Currently, there are about 3,500 children who inhabit Armenia’s orphanages and attend its special schools.* The roots of this situation stem from Armenia’s weak system of social protections, the insufficient number of community-based services that are available, and the lack of control mechanisms. But there is a great push to overhaul this system and the FAR Children’s Center is a part of it.
In cooperation with Save the Children, the Center is implementing the “Social Inclusion of Vulnerable Children” program, which is funded by USAID and co-funded by UNICEF. The program, which is essentially a continuation of foster care, aims to assist Armenia’s government to carry out reforms designed to ensure a child’s right to live in a family and to access affordable community-based social and educational services.
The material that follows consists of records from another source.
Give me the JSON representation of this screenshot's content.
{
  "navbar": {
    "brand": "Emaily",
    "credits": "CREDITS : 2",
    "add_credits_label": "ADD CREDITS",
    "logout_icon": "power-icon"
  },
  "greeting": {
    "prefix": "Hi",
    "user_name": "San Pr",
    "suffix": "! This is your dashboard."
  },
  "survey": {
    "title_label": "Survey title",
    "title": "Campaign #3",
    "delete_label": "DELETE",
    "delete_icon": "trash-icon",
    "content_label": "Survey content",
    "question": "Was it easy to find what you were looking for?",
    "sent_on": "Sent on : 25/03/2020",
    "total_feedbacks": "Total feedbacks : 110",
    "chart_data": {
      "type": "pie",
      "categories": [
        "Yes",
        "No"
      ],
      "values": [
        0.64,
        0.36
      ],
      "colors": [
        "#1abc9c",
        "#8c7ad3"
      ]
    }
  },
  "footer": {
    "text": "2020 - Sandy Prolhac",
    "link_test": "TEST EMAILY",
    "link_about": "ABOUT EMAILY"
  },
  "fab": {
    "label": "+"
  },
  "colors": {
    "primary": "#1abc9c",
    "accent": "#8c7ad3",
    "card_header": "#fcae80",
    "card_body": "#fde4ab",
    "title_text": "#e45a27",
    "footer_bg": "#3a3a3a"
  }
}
The new program intends to reunite children living in orphanages, child protection institutions like the Children’s Center, and special schools, with families. In cases when reunification with a child’s own family is not possible or advisable, the alternative solution would be for the child to be placed with a foster family. Also, children who go to special schools would be directed to study in mainstream schools, and along with other vulnerable children would also receive alternative community-based services such as day care or art classes. Through the program, 80 children will be placed in foster families over the next two years.
Since 2006, the FAR Children’s Center, in cooperation with Armenia’s government and with financial support from UNICEF, had implemented the nation’s foster care program in order to help the increasing number of abandoned children who were typically directed to boarding schools and orphanages. Thanks to the program, 25 children were placed with foster families. Yet, the program was put on hold for several years due to lack of funding until now.
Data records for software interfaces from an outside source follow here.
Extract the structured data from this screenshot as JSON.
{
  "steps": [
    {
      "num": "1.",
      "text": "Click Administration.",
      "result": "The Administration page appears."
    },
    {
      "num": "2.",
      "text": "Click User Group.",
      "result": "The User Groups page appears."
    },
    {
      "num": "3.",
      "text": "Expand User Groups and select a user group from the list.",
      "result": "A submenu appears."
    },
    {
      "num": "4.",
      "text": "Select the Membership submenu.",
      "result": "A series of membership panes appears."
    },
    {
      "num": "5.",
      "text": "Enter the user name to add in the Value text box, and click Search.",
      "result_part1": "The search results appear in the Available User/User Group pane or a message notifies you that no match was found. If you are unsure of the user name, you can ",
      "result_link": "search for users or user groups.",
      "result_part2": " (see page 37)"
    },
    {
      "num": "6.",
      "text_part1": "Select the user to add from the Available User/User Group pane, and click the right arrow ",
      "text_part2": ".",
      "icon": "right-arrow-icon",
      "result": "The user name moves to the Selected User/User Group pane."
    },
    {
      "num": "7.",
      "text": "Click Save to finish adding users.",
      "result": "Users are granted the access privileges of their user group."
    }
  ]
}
“There is a 34% rate of child poverty in Armenia and current existing support services are not enough to help everybody. In other words, children are given care and protection mainly when they are included in one of the child care institutions (orphanages or special schools) but it is in contradiction with the child’s right to live in a family,” said Mira Antonyan, Executive Director of the FAR Children’s Center.
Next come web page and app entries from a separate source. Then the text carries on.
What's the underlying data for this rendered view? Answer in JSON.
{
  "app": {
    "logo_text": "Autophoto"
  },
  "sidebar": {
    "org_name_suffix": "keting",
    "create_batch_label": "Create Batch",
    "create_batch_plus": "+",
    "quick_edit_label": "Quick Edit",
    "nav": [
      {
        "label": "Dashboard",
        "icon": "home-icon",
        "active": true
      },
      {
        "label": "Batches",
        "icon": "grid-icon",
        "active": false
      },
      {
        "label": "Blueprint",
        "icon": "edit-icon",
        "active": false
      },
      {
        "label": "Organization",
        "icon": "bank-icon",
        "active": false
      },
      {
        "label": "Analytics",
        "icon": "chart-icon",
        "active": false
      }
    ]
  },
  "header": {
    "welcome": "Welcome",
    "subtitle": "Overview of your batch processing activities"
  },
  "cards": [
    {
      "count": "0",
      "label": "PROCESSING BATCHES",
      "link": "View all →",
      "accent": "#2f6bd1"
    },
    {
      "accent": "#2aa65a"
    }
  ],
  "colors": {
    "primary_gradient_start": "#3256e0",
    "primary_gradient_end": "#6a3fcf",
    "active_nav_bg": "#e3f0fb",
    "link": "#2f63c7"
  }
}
*While some special schools are geared toward children with disabilities, many are simply boarding schools for children from poor families to escape rough home lives, thus making them more akin to orphanages than educational institutions.